In medical terms “your water breaking” is termed as Rupture of Membranes (ROM) and this can happen at any time during pregnancy and has been experienced by women in all three trimesters.

For a variety of known but often unknown reasons, a rupture of membranes can happen at any time—it can happen pre-term, it can signal the start of labor, it can break during labor, it can be artificially broken by your caregiver, and it is possible that your baby is born with the amniotic sac still intact (born in the caul).

This post will mainly concern itself with at term premature ROM but I am also including a brief discussion of pre-term premature ROM.

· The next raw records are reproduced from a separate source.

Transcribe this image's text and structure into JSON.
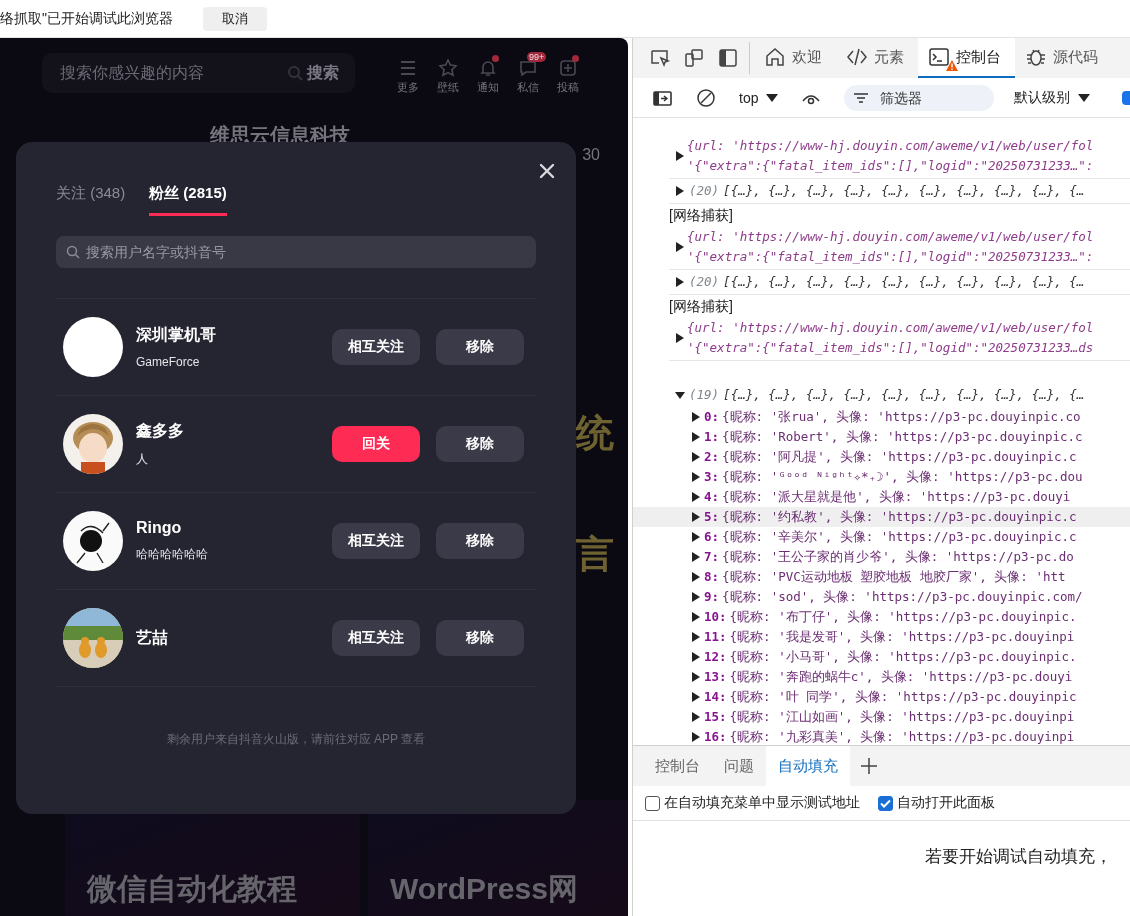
{
  "infobar": {
    "message": "络抓取\"已开始调试此浏览器",
    "cancel": "取消"
  },
  "page": {
    "search_placeholder": "搜索你感兴趣的内容",
    "search_button": "搜索",
    "nav": [
      {
        "label": "更多",
        "dot": false
      },
      {
        "label": "壁纸",
        "dot": false
      },
      {
        "label": "通知",
        "dot": true
      },
      {
        "label": "私信",
        "dot": false,
        "badge": "99+"
      },
      {
        "label": "投稿",
        "dot": true
      }
    ],
    "profile": {
      "name": "维思云信息科技",
      "stat": "30"
    },
    "banner": [
      "统",
      "言"
    ],
    "videos": [
      {
        "title": "微信自动化教程"
      },
      {
        "title": "WordPress网"
      }
    ]
  },
  "modal": {
    "tabs": [
      {
        "label": "关注 (348)",
        "selected": false
      },
      {
        "label": "粉丝 (2815)",
        "selected": true
      }
    ],
    "search_placeholder": "搜索用户名字或抖音号",
    "users": [
      {
        "name": "深圳掌机哥",
        "bio": "GameForce",
        "avatar": {
          "kind": "blank"
        },
        "buttons": [
          {
            "label": "相互关注",
            "kind": "secondary"
          },
          {
            "label": "移除",
            "kind": "secondary"
          }
        ]
      },
      {
        "name": "鑫多多",
        "bio": "人",
        "avatar": {
          "kind": "picture"
        },
        "buttons": [
          {
            "label": "回关",
            "kind": "primary"
          },
          {
            "label": "移除",
            "kind": "secondary"
          }
        ]
      },
      {
        "name": "Ringo",
        "bio": "哈哈哈哈哈哈",
        "avatar": {
          "kind": "picture"
        },
        "buttons": [
          {
            "label": "相互关注",
            "kind": "secondary"
          },
          {
            "label": "移除",
            "kind": "secondary"
          }
        ]
      },
      {
        "name": "艺喆",
        "avatar": {
          "kind": "picture"
        },
        "buttons": [
          {
            "label": "相互关注",
            "kind": "secondary"
          },
          {
            "label": "移除",
            "kind": "secondary"
          }
        ]
      }
    ],
    "footer": "剩余用户来自抖音火山版，请前往对应 APP 查看"
  },
  "devtools": {
    "tools": [
      {
        "label": "欢迎",
        "selected": false,
        "warning": false
      },
      {
        "label": "元素",
        "selected": false,
        "warning": false
      },
      {
        "label": "控制台",
        "selected": true,
        "warning": true
      },
      {
        "label": "源代码",
        "selected": false,
        "warning": false
      }
    ],
    "context": "top",
    "filter_placeholder": "筛选器",
    "level": "默认级别",
    "console": [
      {
        "kind": "request",
        "expanded": false,
        "lines": [
          "{url: 'https://www-hj.douyin.com/aweme/v1/web/user/fol",
          "'{\"extra\":{\"fatal_item_ids\":[],\"logid\":\"20250731233…\":"
        ]
      },
      {
        "kind": "array",
        "expanded": false,
        "count": "(20)",
        "text": "[{…}, {…}, {…}, {…}, {…}, {…}, {…}, {…}, {…}, {…"
      },
      {
        "kind": "label",
        "text": "[网络捕获]"
      },
      {
        "kind": "request",
        "expanded": false,
        "lines": [
          "{url: 'https://www-hj.douyin.com/aweme/v1/web/user/fol",
          "'{\"extra\":{\"fatal_item_ids\":[],\"logid\":\"20250731233…\":"
        ]
      },
      {
        "kind": "array",
        "expanded": false,
        "count": "(20)",
        "text": "[{…}, {…}, {…}, {…}, {…}, {…}, {…}, {…}, {…}, {…"
      },
      {
        "kind": "label",
        "text": "[网络捕获]"
      },
      {
        "kind": "request",
        "expanded": false,
        "lines": [
          "{url: 'https://www-hj.douyin.com/aweme/v1/web/user/fol",
          "'{\"extra\":{\"fatal_item_ids\":[],\"logid\":\"20250731233…ds"
        ]
      },
      {
        "kind": "array",
        "expanded": true,
        "count": "(19)",
        "text": "[{…}, {…}, {…}, {…}, {…}, {…}, {…}, {…}, {…}, {…",
        "items": [
          {
            "index": "0:",
            "text": "{昵称: '张rua', 头像: 'https://p3-pc.douyinpic.co",
            "highlighted": false
          },
          {
            "index": "1:",
            "text": "{昵称: 'Robert', 头像: 'https://p3-pc.douyinpic.c",
            "highlighted": false
          },
          {
            "index": "2:",
            "text": "{昵称: '阿凡提', 头像: 'https://p3-pc.douyinpic.c",
            "highlighted": false
          },
          {
            "index": "3:",
            "text": "{昵称: 'ᴳᵒᵒᵈ ᴺⁱᵍʰᵗ✧*₊☽', 头像: 'https://p3-pc.dou",
            "highlighted": false
          },
          {
            "index": "4:",
            "text": "{昵称: '派大星就是他', 头像: 'https://p3-pc.douyi",
            "highlighted": false
          },
          {
            "index": "5:",
            "text": "{昵称: '约私教', 头像: 'https://p3-pc.douyinpic.c",
            "highlighted": true
          },
          {
            "index": "6:",
            "text": "{昵称: '辛美尔', 头像: 'https://p3-pc.douyinpic.c",
            "highlighted": false
          },
          {
            "index": "7:",
            "text": "{昵称: '王公子家的肖少爷', 头像: 'https://p3-pc.do",
            "highlighted": false
          },
          {
            "index": "8:",
            "text": "{昵称: 'PVC运动地板 塑胶地板 地胶厂家', 头像: 'htt",
            "highlighted": false
          },
          {
            "index": "9:",
            "text": "{昵称: 'sod', 头像: 'https://p3-pc.douyinpic.com/",
            "highlighted": false
          },
          {
            "index": "10:",
            "text": "{昵称: '布丁仔', 头像: 'https://p3-pc.douyinpic.",
            "highlighted": false
          },
          {
            "index": "11:",
            "text": "{昵称: '我是发哥', 头像: 'https://p3-pc.douyinpi",
            "highlighted": false
          },
          {
            "index": "12:",
            "text": "{昵称: '小马哥', 头像: 'https://p3-pc.douyinpic.",
            "highlighted": false
          },
          {
            "index": "13:",
            "text": "{昵称: '奔跑的蜗牛c', 头像: 'https://p3-pc.douyi",
            "highlighted": false
          },
          {
            "index": "14:",
            "text": "{昵称: '叶 同学', 头像: 'https://p3-pc.douyinpic",
            "highlighted": false
          },
          {
            "index": "15:",
            "text": "{昵称: '江山如画', 头像: 'https://p3-pc.douyinpi",
            "highlighted": false
          },
          {
            "index": "16:",
            "text": "{昵称: '九彩真美', 头像: 'https://p3-pc.douyinpi",
            "highlighted": false
          }
        ]
      }
    ],
    "drawer": {
      "tabs": [
        {
          "label": "控制台",
          "selected": false
        },
        {
          "label": "问题",
          "selected": false
        },
        {
          "label": "自动填充",
          "selected": true
        }
      ],
      "options": [
        {
          "label": "在自动填充菜单中显示测试地址",
          "checked": false
        },
        {
          "label": "自动打开此面板",
          "checked": true
        }
      ],
      "message": "若要开始调试自动填充，"
    }
  }
}
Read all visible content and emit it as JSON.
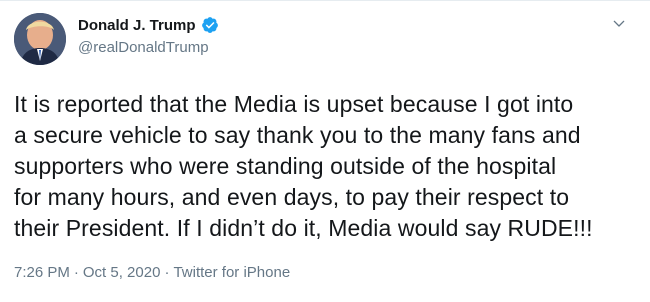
{
  "author": {
    "display_name": "Donald J. Trump",
    "handle": "@realDonaldTrump",
    "verified": true
  },
  "tweet": {
    "text": "It is reported that the Media is upset because I got into\na secure vehicle to say thank you to the many fans and\nsupporters who were standing outside of the hospital\nfor many hours, and even days, to pay their respect to\ntheir President. If I didn’t do it, Media would say RUDE!!!",
    "time": "7:26 PM",
    "separator1": "·",
    "date": "Oct 5, 2020",
    "separator2": "·",
    "source": "Twitter for iPhone"
  },
  "colors": {
    "verified_badge": "#1da1f2",
    "secondary_text": "#657786",
    "primary_text": "#14171a"
  },
  "icons": {
    "verified": "verified-badge-icon",
    "caret": "chevron-down-icon"
  }
}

In medical terms, when your “water breaks first” at term, which is characterized as  ≥37 weeks, you are classified as a term Premature Rupture of Membranes (term PROM). This is not a very common occurrence, whatever Hollywood (or my statistics) would like us to believe, typically only one in 10 women or 8-10% will begin labor in this manner.

When your water breaks at ≤37weeks, you are classified as pre-term Premature Rupture Of Membranes (PPROM).  According to The PPROM Foundation pre-term PROM is responsible for 30-40% of pre-term births and typically affects 2-4% of singleton pregnancies and up to 20% of twin pregnancies.

As I stated earlier, PPROM is a genuine medical emergency, you need to be calling your caregiver on the way to the hospital, and from there determine your best decisions for moving forward.

The rest of this article will concern itself with educating readers on all the relevant issues surrounding the discussion and debate on whether all cases of term PROM should be actively managed with induction immediately following rupture or whether women with non-complicated singleton pregnancies who meet certain criteria upon rupture should be expectantly managed, taking a hands off approach and waiting— letting labor/contractions begin on their own.